Full military honors were paid, including an impressive fly-past by the Portuguese Air Force, a salute of 21 guns and a big display of fire works. President Eisenhower mounted a rostrum to thank President Thomaz for his welcoming speech. He referred to his last Portuguese visit nine years ago - as NATO Commander-in-Chief - and to the occasion of his present visit, the fifth centenary of Prince Henry the Navigator. He added " Our entire history since the birth of my nation has been that of friendship, and in friendship we are members of the United Nations, we are both members of NATO, an alliance that seeks only security and peace; and our two nations, despite obstacles set in our paths by others will continue the march towards peace and freedom."
President Eisenhower's press secretary told some 100 journalists that the President was "fed up and disgusted" with Mr. Khrushchev's attitude, and glad to get away from that atmosphere. Mr. Hagerty went on to say the President was sad that the summit conference had been torpedoed by Mr. Khrushchev without giving any chance for discussions of the problems facing the conference.
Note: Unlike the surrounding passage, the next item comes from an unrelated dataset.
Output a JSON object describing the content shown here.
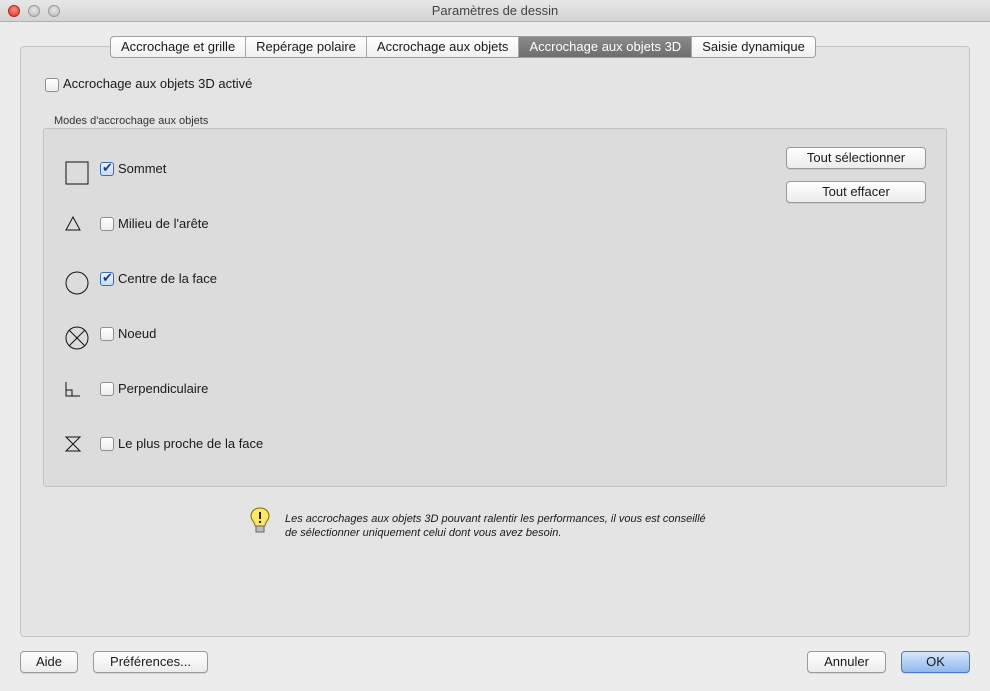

Commenting on the failure of the Summit conference, President Eisenhower said: "Rather than being dismayed, we must tighten our belts, keep our chins up, and each of us work a little harder for the great cause of peace with justice and freedom."
That night the President received the heads of 35 diplomatic missions accredited to Portugal, and later the Portuguese Prime Minister, Dr. Salazar.